Data under study section start

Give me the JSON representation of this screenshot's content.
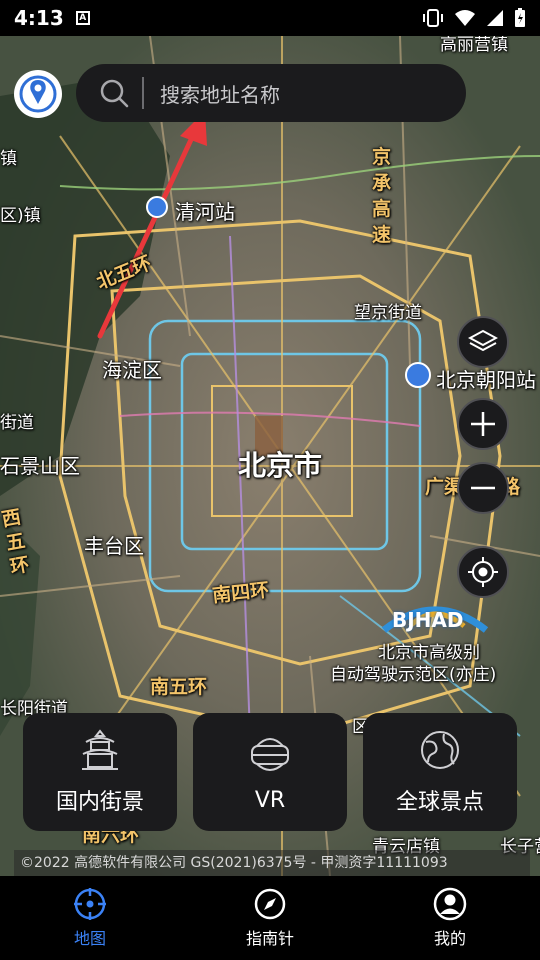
{
  "status_bar": {
    "time": "4:13",
    "notification_badge": "A"
  },
  "search": {
    "placeholder": "搜索地址名称"
  },
  "map": {
    "labels": {
      "top_right_place": "高丽营镇",
      "qinghe_station": "清河站",
      "jingcheng_expressway": "京承高速",
      "north_fifth_ring": "北五环",
      "wangjing_street": "望京街道",
      "haidian": "海淀区",
      "beijing_chaoyang_station": "北京朝阳站",
      "street_left": "街道",
      "shijingshan": "石景山区",
      "beijing_city": "北京市",
      "jingjin_expressway": "广渠快速路",
      "west_fifth_ring": "西五环",
      "fengtai": "丰台区",
      "south_fourth_ring": "南四环",
      "bjhad_logo": "BJHAD",
      "bjhad_line1": "北京市高级别",
      "bjhad_line2": "自动驾驶示范区(亦庄)",
      "south_fifth_ring": "南五环",
      "changyang_street": "长阳街道",
      "left_town": "镇",
      "left_edge_town": "区)镇",
      "south_sixth_ring": "南六环",
      "qingyundian": "青云店镇",
      "changziying": "长子营",
      "kaoqu": "区"
    }
  },
  "cards": [
    {
      "label": "国内街景",
      "icon": "pagoda-icon"
    },
    {
      "label": "VR",
      "icon": "vr-headset-icon"
    },
    {
      "label": "全球景点",
      "icon": "globe-icon"
    }
  ],
  "copyright": "©2022 高德软件有限公司 GS(2021)6375号 - 甲测资字11111093",
  "nav": [
    {
      "label": "地图",
      "icon": "map-crosshair-icon",
      "active": true
    },
    {
      "label": "指南针",
      "icon": "compass-icon",
      "active": false
    },
    {
      "label": "我的",
      "icon": "profile-icon",
      "active": false
    }
  ],
  "colors": {
    "accent": "#3b82f6",
    "road_label": "#f3c46a",
    "arrow": "#e8383b",
    "control_bg": "#1b1b1d"
  }
}
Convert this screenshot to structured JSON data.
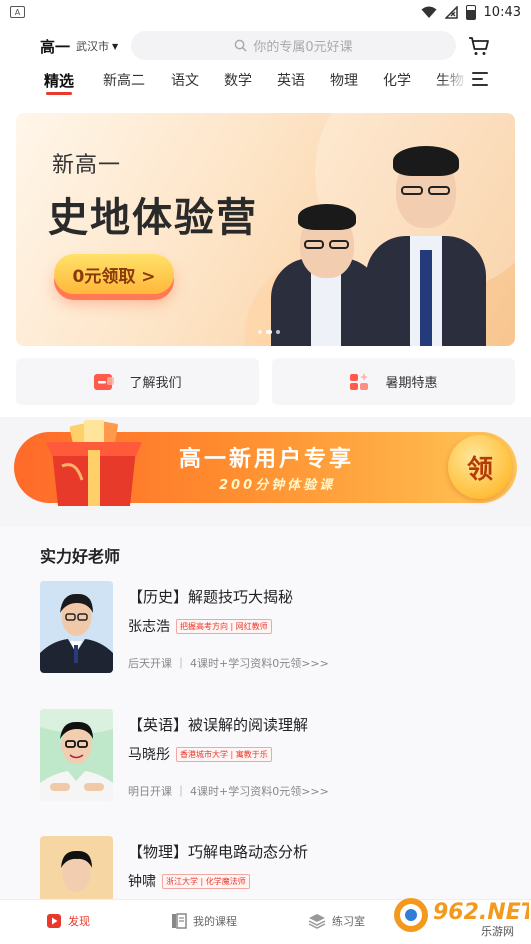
{
  "statusbar": {
    "time": "10:43"
  },
  "header": {
    "grade": "高一",
    "city": "武汉市",
    "search_placeholder": "你的专属0元好课",
    "tabs": [
      {
        "label": "精选",
        "active": true
      },
      {
        "label": "新高二"
      },
      {
        "label": "语文"
      },
      {
        "label": "数学"
      },
      {
        "label": "英语"
      },
      {
        "label": "物理"
      },
      {
        "label": "化学"
      },
      {
        "label": "生物"
      }
    ]
  },
  "banner": {
    "subtitle": "新高一",
    "title": "史地体验营",
    "button": "0元领取 >"
  },
  "quick_links": [
    {
      "label": "了解我们",
      "icon": "id-card-icon"
    },
    {
      "label": "暑期特惠",
      "icon": "gift-icon"
    }
  ],
  "promo": {
    "title": "高一新用户专享",
    "subtitle": "200分钟体验课",
    "button": "领"
  },
  "teachers_section": {
    "title": "实力好老师",
    "teachers": [
      {
        "course": "【历史】解题技巧大揭秘",
        "name": "张志浩",
        "tag": "把握高考方向 | 网红教师",
        "info": "后天开课 ｜ 4课时+学习资料0元领>>>"
      },
      {
        "course": "【英语】被误解的阅读理解",
        "name": "马晓彤",
        "tag": "香港城市大学 | 寓教于乐",
        "info": "明日开课 ｜ 4课时+学习资料0元领>>>"
      },
      {
        "course": "【物理】巧解电路动态分析",
        "name": "钟啸",
        "tag": "浙江大学 | 化学魔法师",
        "info": ""
      }
    ]
  },
  "bottom_nav": [
    {
      "label": "发现",
      "icon": "play-icon",
      "active": true
    },
    {
      "label": "我的课程",
      "icon": "book-icon"
    },
    {
      "label": "练习室",
      "icon": "layers-icon"
    }
  ],
  "watermark": {
    "text": "962.NET",
    "subtext": "乐游网"
  },
  "colors": {
    "accent": "#e8392c",
    "promo_orange": "#ff7a2e"
  }
}
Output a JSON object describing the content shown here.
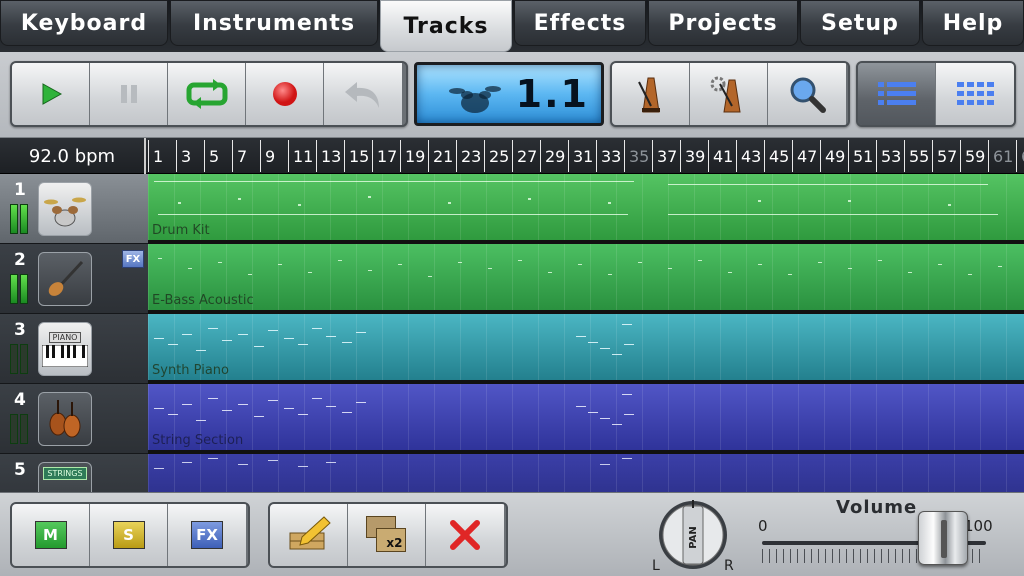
{
  "tabs": [
    {
      "label": "Keyboard"
    },
    {
      "label": "Instruments"
    },
    {
      "label": "Tracks",
      "active": true
    },
    {
      "label": "Effects"
    },
    {
      "label": "Projects"
    },
    {
      "label": "Setup"
    },
    {
      "label": "Help"
    }
  ],
  "transport": {
    "lcd_value": "1.1",
    "icons": [
      "play-icon",
      "pause-icon",
      "loop-icon",
      "record-icon",
      "undo-icon"
    ]
  },
  "toolbar_icons": [
    "metronome-icon",
    "metronome-settings-icon",
    "zoom-magnifier-icon",
    "list-view-icon",
    "grid-view-icon"
  ],
  "ruler": {
    "tempo": "92.0 bpm",
    "bars": [
      "1",
      "3",
      "5",
      "7",
      "9",
      "11",
      "13",
      "15",
      "17",
      "19",
      "21",
      "23",
      "25",
      "27",
      "29",
      "31",
      "33",
      "35",
      "37",
      "39",
      "41",
      "43",
      "45",
      "47",
      "49",
      "51",
      "53",
      "55",
      "57",
      "59",
      "61",
      "6"
    ]
  },
  "tracks": [
    {
      "number": "1",
      "name": "Drum Kit",
      "icon": "drum-kit-icon",
      "color": "#3aa84a",
      "fx": false,
      "selected": true
    },
    {
      "number": "2",
      "name": "E-Bass Acoustic",
      "icon": "bass-guitar-icon",
      "color": "#2fa453",
      "fx": true,
      "fx_label": "FX",
      "selected": false
    },
    {
      "number": "3",
      "name": "Synth Piano",
      "icon": "piano-icon",
      "icon_text": "PIANO",
      "color": "#2a95a4",
      "fx": false,
      "selected": false
    },
    {
      "number": "4",
      "name": "String Section",
      "icon": "strings-icon",
      "color": "#3a3aa6",
      "fx": false,
      "selected": false
    },
    {
      "number": "5",
      "name": "",
      "icon": "strings-label-icon",
      "icon_text": "STRINGS",
      "color": "#2c2f86",
      "fx": false,
      "selected": false
    }
  ],
  "bottom": {
    "mute_label": "M",
    "solo_label": "S",
    "fx_label": "FX",
    "edit_icon": "edit-pencil-icon",
    "duplicate_label": "x2",
    "delete_icon": "delete-x-icon",
    "pan": {
      "label": "PAN",
      "left": "L",
      "right": "R"
    },
    "volume": {
      "label": "Volume",
      "min": "0",
      "max": "100",
      "level": 0.78
    }
  },
  "colors": {
    "accent_green": "#3aa84a",
    "lcd_blue": "#5cb7f2",
    "record_red": "#e02020"
  }
}
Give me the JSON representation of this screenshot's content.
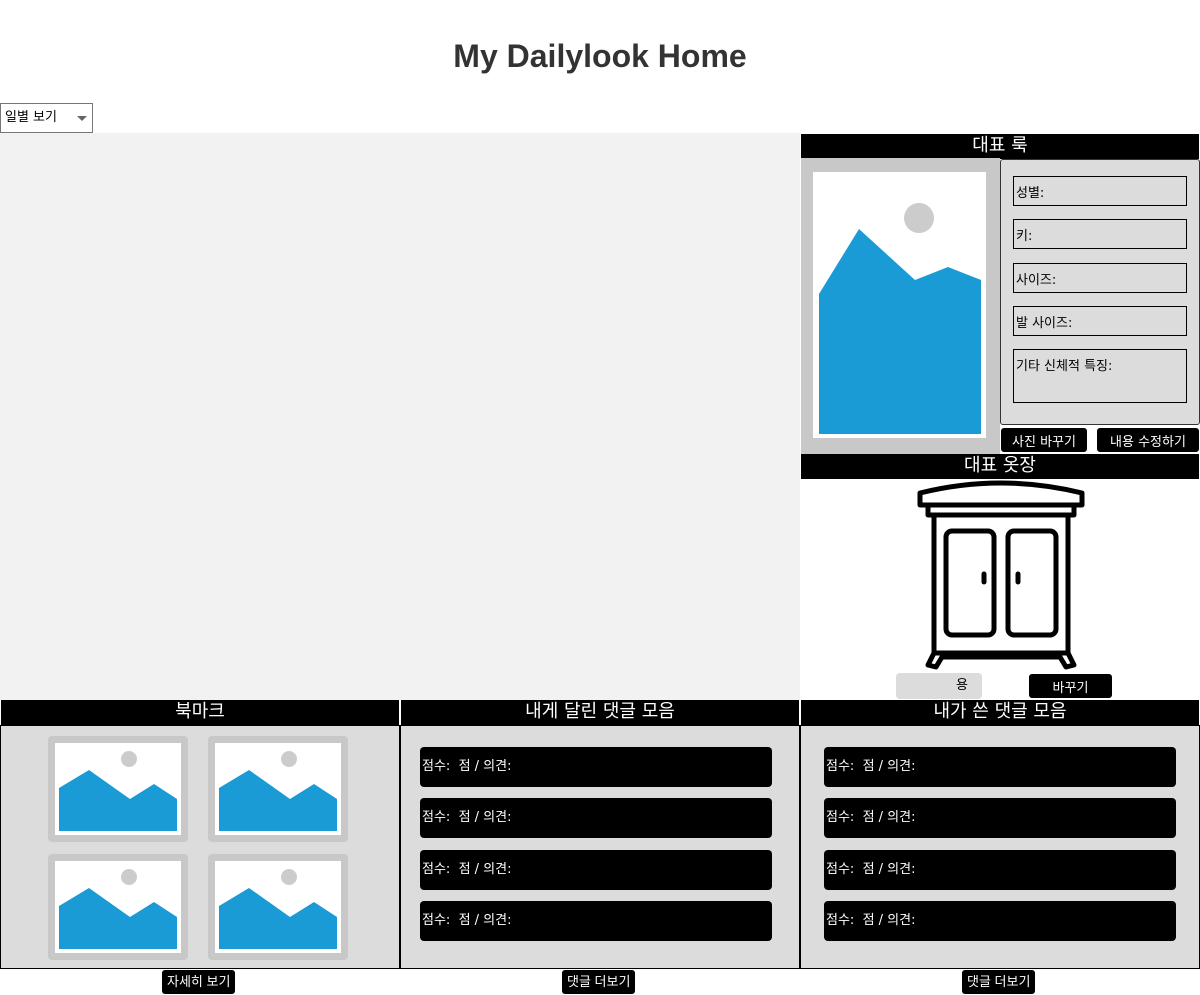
{
  "page": {
    "title": "My Dailylook Home"
  },
  "view_select": {
    "selected": "일별 보기"
  },
  "rep_look": {
    "header": "대표 룩",
    "fields": {
      "gender": "성별:",
      "height": "키:",
      "size": "사이즈:",
      "foot_size": "발 사이즈:",
      "other": "기타 신체적 특징:"
    },
    "change_photo_button": "사진 바꾸기",
    "edit_button": "내용 수정하기"
  },
  "rep_closet": {
    "header": "대표 옷장",
    "toggle_label": "용",
    "change_button": "바꾸기"
  },
  "bookmarks": {
    "header": "북마크",
    "more_button": "자세히 보기"
  },
  "received_comments": {
    "header": "내게 달린 댓글 모음",
    "items": [
      "점수:  점 / 의견:",
      "점수:  점 / 의견:",
      "점수:  점 / 의견:",
      "점수:  점 / 의견:"
    ],
    "more_button": "댓글 더보기"
  },
  "written_comments": {
    "header": "내가 쓴 댓글 모음",
    "items": [
      "점수:  점 / 의견:",
      "점수:  점 / 의견:",
      "점수:  점 / 의견:",
      "점수:  점 / 의견:"
    ],
    "more_button": "댓글 더보기"
  },
  "colors": {
    "image_sky": "#ffffff",
    "image_mountain": "#1a9bd5",
    "image_sun": "#cccccc",
    "panel_bg": "#dcdcdc",
    "calendar_bg": "#f2f2f2"
  }
}
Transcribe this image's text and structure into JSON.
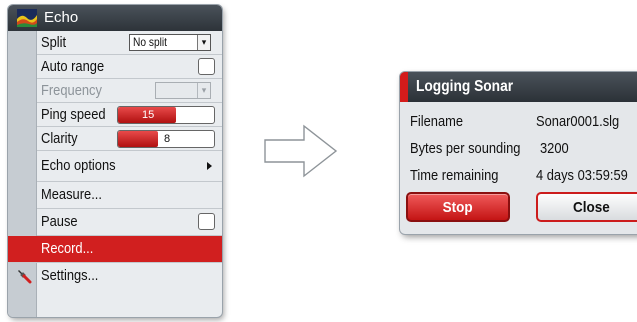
{
  "menu": {
    "title": "Echo",
    "items": [
      {
        "label": "Split",
        "control": "dropdown",
        "value": "No split"
      },
      {
        "label": "Auto range",
        "control": "checkbox",
        "checked": false
      },
      {
        "label": "Frequency",
        "control": "dropdown",
        "value": "",
        "disabled": true
      },
      {
        "label": "Ping speed",
        "control": "slider",
        "value": "15"
      },
      {
        "label": "Clarity",
        "control": "slider",
        "value": "8"
      },
      {
        "label": "Echo options",
        "control": "submenu"
      },
      {
        "label": "Measure..."
      },
      {
        "label": "Pause",
        "control": "checkbox",
        "checked": false
      },
      {
        "label": "Record...",
        "selected": true
      },
      {
        "label": "Settings...",
        "icon": "wrench-icon"
      }
    ]
  },
  "dialog": {
    "title": "Logging Sonar",
    "fields": [
      {
        "label": "Filename",
        "value": "Sonar0001.slg"
      },
      {
        "label": "Bytes per sounding",
        "value": "3200"
      },
      {
        "label": "Time remaining",
        "value": "4 days 03:59:59"
      }
    ],
    "stop_label": "Stop",
    "close_label": "Close"
  },
  "colors": {
    "accent_red": "#d11f1f",
    "title_bar": "#363c42",
    "panel": "#e9ecef"
  },
  "icons": {
    "menu": "echo-icon",
    "settings": "wrench-icon",
    "flow": "right-arrow-icon"
  }
}
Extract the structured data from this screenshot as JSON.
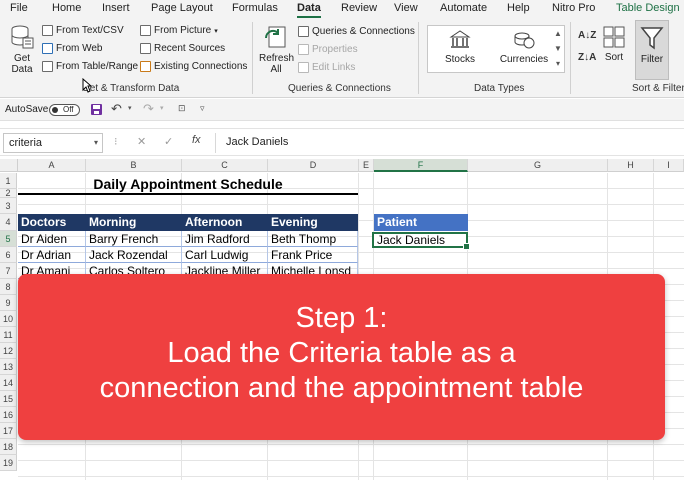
{
  "menu": {
    "tabs": [
      "File",
      "Home",
      "Insert",
      "Page Layout",
      "Formulas",
      "Data",
      "Review",
      "View",
      "Automate",
      "Help",
      "Nitro Pro",
      "Table Design"
    ],
    "active": "Data"
  },
  "ribbon": {
    "get_data": {
      "line1": "Get",
      "line2": "Data"
    },
    "get_transform": {
      "items": [
        "From Text/CSV",
        "From Web",
        "From Table/Range",
        "From Picture",
        "Recent Sources",
        "Existing Connections"
      ],
      "label": "Get & Transform Data"
    },
    "queries": {
      "refresh_line1": "Refresh",
      "refresh_line2": "All",
      "items": [
        "Queries & Connections",
        "Properties",
        "Edit Links"
      ],
      "label": "Queries & Connections"
    },
    "data_types": {
      "items": [
        "Stocks",
        "Currencies"
      ],
      "label": "Data Types"
    },
    "sort_filter": {
      "az": "A↓Z",
      "za": "Z↓A",
      "sort": "Sort",
      "filter": "Filter",
      "label": "Sort & Filter"
    }
  },
  "qat": {
    "autosave_label": "AutoSave",
    "autosave_state": "Off"
  },
  "formula_bar": {
    "name_box": "criteria",
    "cancel": "✕",
    "enter": "✓",
    "fx": "fx",
    "value": "Jack Daniels"
  },
  "columns": [
    "A",
    "B",
    "C",
    "D",
    "E",
    "F",
    "G",
    "H",
    "I"
  ],
  "selected_column": "F",
  "rows": [
    "1",
    "2",
    "3",
    "4",
    "5",
    "6",
    "7",
    "8",
    "9",
    "10",
    "11",
    "12",
    "13",
    "14",
    "15",
    "16",
    "17",
    "18",
    "19"
  ],
  "selected_row": "5",
  "sheet": {
    "title": "Daily Appointment  Schedule",
    "headers": [
      "Doctors",
      "Morning",
      "Afternoon",
      "Evening"
    ],
    "rows": [
      [
        "Dr Aiden",
        "Barry French",
        "Jim Radford",
        "Beth Thomp"
      ],
      [
        "Dr Adrian",
        "Jack Rozendal",
        "Carl Ludwig",
        "Frank Price"
      ],
      [
        "Dr Amani",
        "Carlos Soltero",
        "Jackline Miller",
        "Michelle Lonsd"
      ]
    ],
    "criteria_header": "Patient",
    "criteria_value": "Jack Daniels"
  },
  "overlay": {
    "lines": [
      "Step 1:",
      "Load the Criteria table as a",
      "connection and the appointment table"
    ]
  },
  "colors": {
    "excel_green": "#217346",
    "table_header": "#1f3864",
    "criteria_header": "#4472c4",
    "overlay": "#ef4040"
  }
}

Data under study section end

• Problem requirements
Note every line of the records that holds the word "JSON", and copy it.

• Final answer
Give me the JSON representation of this screenshot's content.
Convert this screenshot to structured JSON data.
Output a JSON object describing the content shown here.
Give me the JSON representation of this screenshot's content.
Transcribe this image's text and structure into JSON.
Extract the structured data from this screenshot as JSON.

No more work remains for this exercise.